The return of the factories has been encouraged by a series of major state and Federal initiatives, but it is a long game, says Karabell:
It is instead likely, even with the reinvigoration of American manufacturing, that job creation is almost non-existent. It is likely as well that output as measured by gross domestic product goes up along with the revival — without producing a job renaissance.
Again, this is not an argument against these endeavors. They will indeed generate income and revenue and enhance productivity in the U.S. They will not, however, solve the conundrum of our structural unemployment challenges.
Over time, of course, as more people develop the skills required for this new wave of manufacturing, it is possible that the economic system overall generates a next wave of prosperity. Education and innovations, tethered to products, ideas, services and even entertainment, has no clear limit to growth.
In the interim, however, a generation ill-prepared for that change is likely to continue to struggle mightily.

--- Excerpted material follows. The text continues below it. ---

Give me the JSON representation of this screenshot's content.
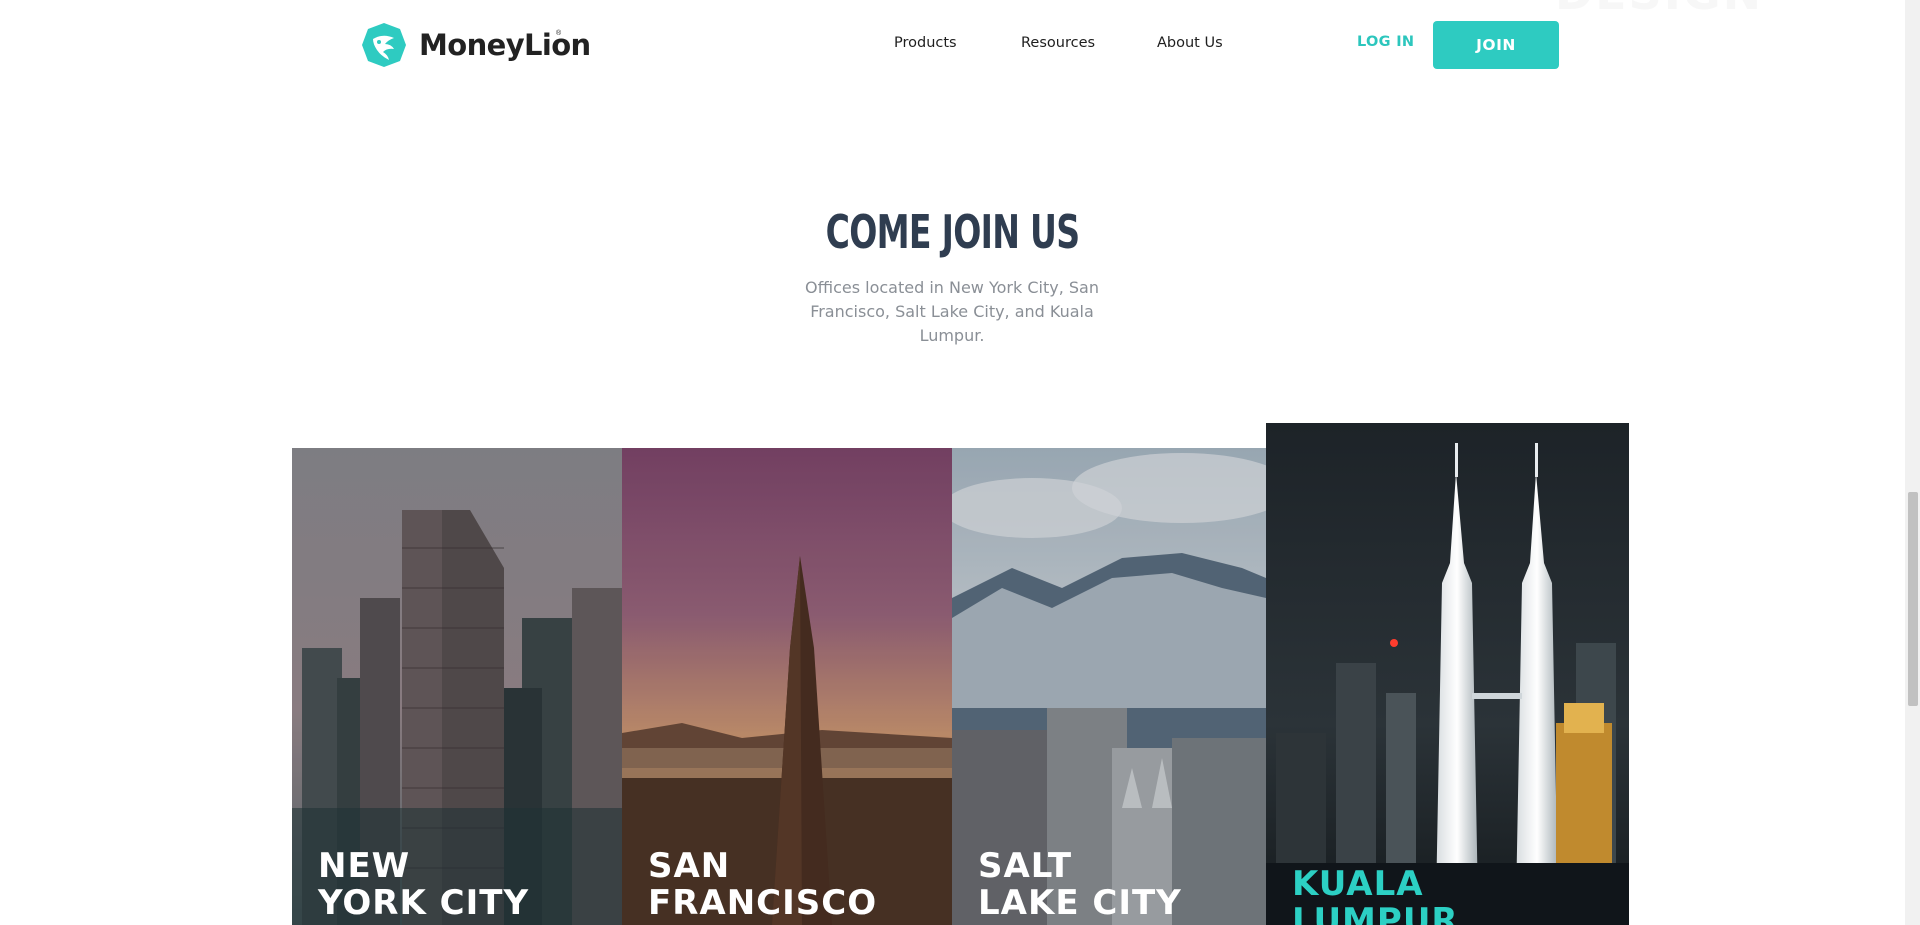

So we should embrace these endeavors, absolutely. But we should do so with a clear sense of what they can do long-term and what they cannot do in the short term. They cannot bring back lost jobs or industries. They also cannot solve the employment challenges for millions who have been displaced over the past few decades.
Obama’s plan can solve those for the next generation - but not for portions of an older generation now adrift. We should not fool ourselves about what can be done.
A lost generation may require years of support before the next is ready to carry the weight of the future. This is only a negative, however, if we pretend that an easy fix is on the horizon.
8. Jobs that might survive
As we have noted before, robots and computers are changing the employment landscape quickly. 'Skill' in its own may now no longer be enough to save many jobs. Accountants as bookkeepers are facing a bleak future (and Xero is leading the way), according to a recent survey story in the Economist. As are real estate sales agents. And economists!
If you are young person looking for a career, best to start looking at these new trends. (Reading this whole article might be a place to start, although it can be a bit spooky.) Certainly don't look at history, even recent history. Editors look ok to me. ;)
9. When really big is actually quite small
OK, so this is not much to do with New Zealand, our economy, interest rates, or economics of anything. More like physics. But I found it fascinating (mainly because I thought I could follow what these braniacs were explaining ...) It's in the video. (You're as sad as me if you kind of liked this. btw, is there a kiwi accent in there near the end, asking a question ?)
10. Today's quote
"Suckers think that you cure greed with money, addiction with substances, expert problems with experts, banking with bankers, economics with economists, and debt crises with debt spending." - Nassim Nicholas Taleb